[Start of Attachment]
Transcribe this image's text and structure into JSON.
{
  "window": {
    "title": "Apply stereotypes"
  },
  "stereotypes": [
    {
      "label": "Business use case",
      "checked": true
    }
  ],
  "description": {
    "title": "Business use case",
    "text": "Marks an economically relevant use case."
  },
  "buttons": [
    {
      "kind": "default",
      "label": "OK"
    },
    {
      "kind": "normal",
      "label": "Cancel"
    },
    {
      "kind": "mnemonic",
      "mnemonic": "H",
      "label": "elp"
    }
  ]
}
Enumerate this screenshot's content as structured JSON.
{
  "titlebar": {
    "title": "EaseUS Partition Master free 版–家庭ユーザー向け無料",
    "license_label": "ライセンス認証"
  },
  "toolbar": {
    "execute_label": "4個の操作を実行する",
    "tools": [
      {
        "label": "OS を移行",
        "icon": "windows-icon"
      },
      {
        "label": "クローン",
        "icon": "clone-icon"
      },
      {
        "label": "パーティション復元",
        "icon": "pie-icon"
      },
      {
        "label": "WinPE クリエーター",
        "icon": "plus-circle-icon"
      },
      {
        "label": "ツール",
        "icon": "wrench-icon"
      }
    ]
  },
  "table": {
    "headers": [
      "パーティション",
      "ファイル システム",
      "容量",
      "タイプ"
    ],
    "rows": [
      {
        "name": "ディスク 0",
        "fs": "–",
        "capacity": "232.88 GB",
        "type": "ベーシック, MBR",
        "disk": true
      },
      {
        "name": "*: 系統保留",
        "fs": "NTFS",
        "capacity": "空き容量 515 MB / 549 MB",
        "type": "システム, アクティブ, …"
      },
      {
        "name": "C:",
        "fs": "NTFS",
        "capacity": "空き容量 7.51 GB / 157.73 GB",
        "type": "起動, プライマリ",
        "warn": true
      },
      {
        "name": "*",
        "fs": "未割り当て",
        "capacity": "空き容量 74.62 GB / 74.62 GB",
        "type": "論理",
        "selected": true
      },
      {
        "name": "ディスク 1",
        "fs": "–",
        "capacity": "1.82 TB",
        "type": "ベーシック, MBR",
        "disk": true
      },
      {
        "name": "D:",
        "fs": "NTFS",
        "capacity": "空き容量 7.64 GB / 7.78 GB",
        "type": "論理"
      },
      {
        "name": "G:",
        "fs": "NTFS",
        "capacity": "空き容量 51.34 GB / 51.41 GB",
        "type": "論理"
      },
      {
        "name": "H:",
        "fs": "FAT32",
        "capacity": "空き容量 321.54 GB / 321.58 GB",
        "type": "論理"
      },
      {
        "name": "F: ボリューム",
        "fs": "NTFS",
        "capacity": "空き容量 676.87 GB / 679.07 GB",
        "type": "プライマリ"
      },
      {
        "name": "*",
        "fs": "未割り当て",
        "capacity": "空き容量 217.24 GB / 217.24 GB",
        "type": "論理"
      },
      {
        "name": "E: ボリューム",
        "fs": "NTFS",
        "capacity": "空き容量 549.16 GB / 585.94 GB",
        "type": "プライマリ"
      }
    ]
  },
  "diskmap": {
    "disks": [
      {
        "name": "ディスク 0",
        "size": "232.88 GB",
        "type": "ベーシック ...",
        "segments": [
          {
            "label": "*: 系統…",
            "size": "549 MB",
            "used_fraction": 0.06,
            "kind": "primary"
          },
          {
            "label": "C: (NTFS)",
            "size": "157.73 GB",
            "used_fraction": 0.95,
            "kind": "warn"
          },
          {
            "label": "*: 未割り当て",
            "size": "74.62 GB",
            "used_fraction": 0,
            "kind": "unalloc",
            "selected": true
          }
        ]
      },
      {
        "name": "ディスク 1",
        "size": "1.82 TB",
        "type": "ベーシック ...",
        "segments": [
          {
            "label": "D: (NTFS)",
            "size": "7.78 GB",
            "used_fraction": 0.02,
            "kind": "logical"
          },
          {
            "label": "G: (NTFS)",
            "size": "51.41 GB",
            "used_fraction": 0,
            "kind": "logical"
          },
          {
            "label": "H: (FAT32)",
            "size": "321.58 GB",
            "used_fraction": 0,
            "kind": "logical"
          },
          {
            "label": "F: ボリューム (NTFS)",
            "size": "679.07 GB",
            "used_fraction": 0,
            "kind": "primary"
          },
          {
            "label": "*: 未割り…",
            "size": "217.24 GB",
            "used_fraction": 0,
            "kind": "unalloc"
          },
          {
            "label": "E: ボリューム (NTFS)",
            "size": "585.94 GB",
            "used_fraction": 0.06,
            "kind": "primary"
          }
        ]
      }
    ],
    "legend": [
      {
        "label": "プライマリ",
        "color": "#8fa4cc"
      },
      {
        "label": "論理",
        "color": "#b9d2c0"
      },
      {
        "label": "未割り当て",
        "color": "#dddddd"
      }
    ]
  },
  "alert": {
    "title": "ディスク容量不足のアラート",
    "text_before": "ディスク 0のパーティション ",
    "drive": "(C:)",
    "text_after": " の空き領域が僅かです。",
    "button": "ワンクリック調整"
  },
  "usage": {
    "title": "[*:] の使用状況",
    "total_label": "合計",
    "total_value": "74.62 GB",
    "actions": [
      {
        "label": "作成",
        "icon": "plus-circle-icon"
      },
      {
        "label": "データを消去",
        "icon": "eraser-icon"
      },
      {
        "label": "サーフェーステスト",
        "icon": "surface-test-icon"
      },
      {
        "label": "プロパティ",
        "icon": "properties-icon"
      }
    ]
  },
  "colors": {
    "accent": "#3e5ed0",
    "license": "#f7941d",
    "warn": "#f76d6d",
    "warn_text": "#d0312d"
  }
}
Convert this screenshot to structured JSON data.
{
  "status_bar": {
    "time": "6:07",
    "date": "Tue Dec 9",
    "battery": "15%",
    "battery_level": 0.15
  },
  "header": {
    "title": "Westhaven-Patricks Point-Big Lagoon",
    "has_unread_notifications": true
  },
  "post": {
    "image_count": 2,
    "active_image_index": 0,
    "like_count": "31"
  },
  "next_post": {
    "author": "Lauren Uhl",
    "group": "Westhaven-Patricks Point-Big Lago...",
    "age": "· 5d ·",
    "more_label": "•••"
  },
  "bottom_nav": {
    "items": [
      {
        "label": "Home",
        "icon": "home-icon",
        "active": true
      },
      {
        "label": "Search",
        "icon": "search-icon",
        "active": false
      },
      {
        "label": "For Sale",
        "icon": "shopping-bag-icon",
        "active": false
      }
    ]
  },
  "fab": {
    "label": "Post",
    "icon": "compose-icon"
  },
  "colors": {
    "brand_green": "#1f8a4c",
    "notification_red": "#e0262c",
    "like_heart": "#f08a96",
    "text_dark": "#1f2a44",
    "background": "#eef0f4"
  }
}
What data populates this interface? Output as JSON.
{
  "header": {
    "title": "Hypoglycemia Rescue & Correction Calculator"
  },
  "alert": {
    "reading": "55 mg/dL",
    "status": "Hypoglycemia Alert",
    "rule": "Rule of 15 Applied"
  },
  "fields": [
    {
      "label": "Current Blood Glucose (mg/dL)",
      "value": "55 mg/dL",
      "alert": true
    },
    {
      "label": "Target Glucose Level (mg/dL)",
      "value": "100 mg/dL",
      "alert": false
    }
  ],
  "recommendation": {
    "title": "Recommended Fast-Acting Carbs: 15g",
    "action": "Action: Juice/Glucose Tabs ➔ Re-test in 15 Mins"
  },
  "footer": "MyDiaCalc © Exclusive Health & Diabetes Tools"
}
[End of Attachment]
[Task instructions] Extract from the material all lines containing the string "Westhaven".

[Task answer]
    "title": "Westhaven-Patricks Point-Big Lagoon",
    "group": "Westhaven-Patricks Point-Big Lago...",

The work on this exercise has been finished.